So, the 2016 European Tour season will, indeed, come to a conclusion in Dubai this week without a single Scot involved in the DP World Tour Championship. Admittedly, Russell Knox qualified – comfortably, in fact, in 35th place in the year-long Race to Dubai – for the $8 million season finale at Jumeirah Golf Estates. The US-based Scottish No 1 has decided, though, not to include the event on his end-of-year schedule. That’s a pity, but should we really be looking for Knox to be flying the Saltire in this particular tournament? I think not.
In the end, Richie Ramsay came closest among our European Tour regulars to getting into the top 60 on the money list. Finishing 68th, though, wasn’t what he was hoping for and neither was 72nd for Marc Warren. Warren had been 66th and Ramsay 68th heading into the Final Series. With a mountain of money on offer in both the Turkish Airlines Open and the Nedbank Challenge, they’ll be bitterly disappointed to see their seasons end prematurely, albeit by just one week.
Make no mistake, it’s not good for the Home of Golf that arguably the biggest event of the European Tour season will take place for the first time since its inception in 2009 without any Scottish representation. However, I’m prepared to write off this dismal campaign as a blip because I genuinely believe that the players flying the flag for Scotland at the top level on this side of the Atlantic are miles better than what we’ve seen from them this season.
Put it this way, I’d be amazed if Ramsay and Warren, to name but two, miss that end-of-season bash in a year’s time, though we will find out today exactly what’s in store for 2017 when Keith Pelley, the Tour’s chief executive, takes the wraps off his much-anticipated plans in Dubai. Both Ramsay and Warren have three European Tour titles to their names. They are good enough to double those tallies in the next few years. Watching someone like Alex Noren see his career go to the next level on the back of four sensational successes in the second half of the season will surely inspire players like them.

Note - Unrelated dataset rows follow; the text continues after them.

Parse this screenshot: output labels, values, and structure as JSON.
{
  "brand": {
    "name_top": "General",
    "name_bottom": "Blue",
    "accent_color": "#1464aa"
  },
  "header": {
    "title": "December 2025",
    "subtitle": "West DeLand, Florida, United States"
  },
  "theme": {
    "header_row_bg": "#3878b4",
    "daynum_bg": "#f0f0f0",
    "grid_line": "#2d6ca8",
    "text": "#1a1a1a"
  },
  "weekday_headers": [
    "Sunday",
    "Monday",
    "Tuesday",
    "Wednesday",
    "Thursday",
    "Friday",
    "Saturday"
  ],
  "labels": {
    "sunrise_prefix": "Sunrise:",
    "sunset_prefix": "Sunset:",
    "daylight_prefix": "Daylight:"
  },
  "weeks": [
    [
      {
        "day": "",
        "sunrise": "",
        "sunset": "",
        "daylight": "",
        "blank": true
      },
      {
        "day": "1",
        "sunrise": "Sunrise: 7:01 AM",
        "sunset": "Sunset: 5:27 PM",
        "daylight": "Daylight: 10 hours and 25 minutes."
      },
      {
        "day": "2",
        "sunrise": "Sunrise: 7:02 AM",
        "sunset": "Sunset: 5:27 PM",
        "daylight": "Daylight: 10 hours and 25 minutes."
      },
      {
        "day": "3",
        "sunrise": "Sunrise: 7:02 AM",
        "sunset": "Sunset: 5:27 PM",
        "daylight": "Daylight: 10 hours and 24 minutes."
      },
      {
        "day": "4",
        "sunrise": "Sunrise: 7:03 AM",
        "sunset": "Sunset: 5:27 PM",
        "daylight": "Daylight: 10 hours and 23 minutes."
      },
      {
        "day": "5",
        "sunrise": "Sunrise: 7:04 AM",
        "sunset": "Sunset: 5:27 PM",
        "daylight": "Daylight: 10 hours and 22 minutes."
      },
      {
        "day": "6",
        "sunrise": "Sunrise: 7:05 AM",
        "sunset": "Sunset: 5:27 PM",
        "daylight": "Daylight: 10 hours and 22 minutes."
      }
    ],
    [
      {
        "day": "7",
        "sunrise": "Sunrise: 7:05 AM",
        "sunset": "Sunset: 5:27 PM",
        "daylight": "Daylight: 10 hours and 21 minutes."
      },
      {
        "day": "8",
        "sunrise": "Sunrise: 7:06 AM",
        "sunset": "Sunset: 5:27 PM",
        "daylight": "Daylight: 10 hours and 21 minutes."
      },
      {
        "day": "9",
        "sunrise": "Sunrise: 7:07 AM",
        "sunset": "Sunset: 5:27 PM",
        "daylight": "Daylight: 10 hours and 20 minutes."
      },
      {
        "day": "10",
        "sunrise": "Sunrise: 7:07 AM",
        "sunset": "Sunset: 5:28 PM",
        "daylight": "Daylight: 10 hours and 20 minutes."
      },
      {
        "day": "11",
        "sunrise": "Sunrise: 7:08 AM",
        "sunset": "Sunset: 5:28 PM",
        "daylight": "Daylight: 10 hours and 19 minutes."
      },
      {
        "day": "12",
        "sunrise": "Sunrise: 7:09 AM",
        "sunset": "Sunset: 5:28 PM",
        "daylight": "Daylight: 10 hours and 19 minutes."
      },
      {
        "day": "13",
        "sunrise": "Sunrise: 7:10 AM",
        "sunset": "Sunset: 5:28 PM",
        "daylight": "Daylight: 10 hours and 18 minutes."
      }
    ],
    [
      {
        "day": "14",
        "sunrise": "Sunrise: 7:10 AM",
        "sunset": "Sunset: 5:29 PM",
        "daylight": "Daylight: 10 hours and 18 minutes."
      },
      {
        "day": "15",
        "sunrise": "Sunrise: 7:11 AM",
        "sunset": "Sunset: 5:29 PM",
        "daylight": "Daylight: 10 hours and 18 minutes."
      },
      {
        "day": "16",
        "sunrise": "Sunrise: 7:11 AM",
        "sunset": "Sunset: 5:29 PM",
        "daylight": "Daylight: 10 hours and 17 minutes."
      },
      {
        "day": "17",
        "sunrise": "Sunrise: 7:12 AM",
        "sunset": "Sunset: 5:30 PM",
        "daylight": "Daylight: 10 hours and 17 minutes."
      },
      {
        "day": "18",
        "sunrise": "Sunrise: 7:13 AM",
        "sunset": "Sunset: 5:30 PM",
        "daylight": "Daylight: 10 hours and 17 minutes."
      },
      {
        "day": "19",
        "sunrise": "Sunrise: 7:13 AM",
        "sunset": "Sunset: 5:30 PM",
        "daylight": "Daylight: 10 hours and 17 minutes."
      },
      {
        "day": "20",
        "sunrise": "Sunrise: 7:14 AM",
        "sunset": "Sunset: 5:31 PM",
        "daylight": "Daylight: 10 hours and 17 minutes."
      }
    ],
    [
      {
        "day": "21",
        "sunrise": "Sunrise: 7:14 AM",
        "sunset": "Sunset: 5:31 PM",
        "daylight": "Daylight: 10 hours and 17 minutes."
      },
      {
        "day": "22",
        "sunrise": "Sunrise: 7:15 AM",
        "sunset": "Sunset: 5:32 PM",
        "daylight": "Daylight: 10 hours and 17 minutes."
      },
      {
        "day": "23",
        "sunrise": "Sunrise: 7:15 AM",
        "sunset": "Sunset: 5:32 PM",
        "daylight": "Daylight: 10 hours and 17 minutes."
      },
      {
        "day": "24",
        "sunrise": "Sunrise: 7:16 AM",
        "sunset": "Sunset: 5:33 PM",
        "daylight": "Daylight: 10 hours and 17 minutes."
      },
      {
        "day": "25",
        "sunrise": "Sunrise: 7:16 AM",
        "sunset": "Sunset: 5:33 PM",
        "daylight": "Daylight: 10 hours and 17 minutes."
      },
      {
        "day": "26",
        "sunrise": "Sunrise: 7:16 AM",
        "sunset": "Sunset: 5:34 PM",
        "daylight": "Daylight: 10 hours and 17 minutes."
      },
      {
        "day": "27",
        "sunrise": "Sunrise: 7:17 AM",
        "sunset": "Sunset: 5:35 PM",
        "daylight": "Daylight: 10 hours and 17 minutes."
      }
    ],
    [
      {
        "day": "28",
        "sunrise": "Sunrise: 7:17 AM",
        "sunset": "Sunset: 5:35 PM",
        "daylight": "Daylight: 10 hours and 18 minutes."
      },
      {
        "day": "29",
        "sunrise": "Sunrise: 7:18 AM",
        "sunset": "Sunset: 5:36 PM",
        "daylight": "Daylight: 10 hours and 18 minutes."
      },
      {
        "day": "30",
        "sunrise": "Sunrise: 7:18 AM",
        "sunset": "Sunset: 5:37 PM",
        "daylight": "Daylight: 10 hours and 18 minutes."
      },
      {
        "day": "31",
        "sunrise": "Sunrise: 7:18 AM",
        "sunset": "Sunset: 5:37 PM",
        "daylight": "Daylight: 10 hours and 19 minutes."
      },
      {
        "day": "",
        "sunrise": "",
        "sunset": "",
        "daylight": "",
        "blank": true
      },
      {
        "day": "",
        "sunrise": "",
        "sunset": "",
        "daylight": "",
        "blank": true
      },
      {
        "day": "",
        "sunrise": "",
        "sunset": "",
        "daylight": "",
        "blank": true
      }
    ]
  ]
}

Ramsay will be hurting like hell to be at home in Edinburgh this week. He desperately wanted to be joining up in Dubai with his wife, Angela, and their baby daughter, Olivia. The two females in his life have definitely helped the 33-year-old view life with a different perspective. I remember his black mood after he missed the cut in the Open at Royal Lytham four years ago. After a poor round in Turkey just over a week ago, he was absolutely raging with himself, but his self-analysis was more measured.
As was Ramsay’s response to the disappointment of coming up a circuit short in the Race to Dubai. “The great thing about golf is that it’s all on me,” he said. “My fault for not getting there, but it will be on me when I get back competing.”
In using “hardworkpaysoff” as his hashtag on that post on Twitter, he displayed exactly the sort of attitude you want to see at a time like this. Good on him and you can rest assured that Warren, David Drysdale, Scott Jamieson, Paul Lawrie, Stephen Gallacher and Duncan Stewart, our current European Tour card holders for next season, will all be working their socks off over the coming weeks to try to get that 2017 campaign off to flying starts.
I’ve heard it said that our top players either don’t have the same attitudes or don’t work as hard on their games as their English counterparts or some of our Continental cousins. Really? Having spent the last 20 years or so reporting on the careers of the aforementioned players, I’d say that is so far off the mark that it’s a joke. Check out Twitter or his website and see the effort that Lawrie still puts in on the practice range. Gallacher has hit thousands of balls over the past few months alone as he’s worked on a new swing. Warren enjoyed a bit of late-season form through finding something on the range. Drysdale isn’t about to enter his 10th year in a row on the European Tour by sitting with his feet up in front of the television. Jamieson’s natural talent is augmented by a good work ethic. And Stewart’s sweat at the Challenge Tour coalface has earned him a seat back at the top table in European golf.
So, let’s not insult any of these players by insinuating that this week’s unfortunate situation is down to either laziness or bad attitudes. Yes, of course, it’s disappointing that this is the first time since 2009 that there hasn’t been a single Scottish success on the European Tour. Even more so when you consider the only other time that has happened over the past two decades was in 2003. But let’s not fall into that infuriating modern-day trap of reacting to this in knee-jerk fashion. Let’s get behind our top players and show that we believe they have the talent and tenacity to turn Scotland into a force again on our main circuit.
Look at what Knox is achieving on the PGA Tour. When he started out there, did we really think he could become a WGC winner and break into the world’s top 20? Probably not. He’s become a real credit to his country, though, through sheer determination allied, of course, to a good all-round golf game. He’s comfortable now on the game’s biggest stages. Warren was the same when he gave a good account of himself in the US PGA Championship in 2013 and 2014. You get the feeling that Ramsay’s game would thrive, too, the more he played on stages like that.
With Martin Laird getting back to his best and getting his name on leaderboards along with Knox, exciting times lie ahead for Scottish golf on the PGA Tour and that really is terrific. Let’s not get too gloomy, though, by that absence from the European Tour’s showpiece event this week because it’s extremely unlikely to happen again.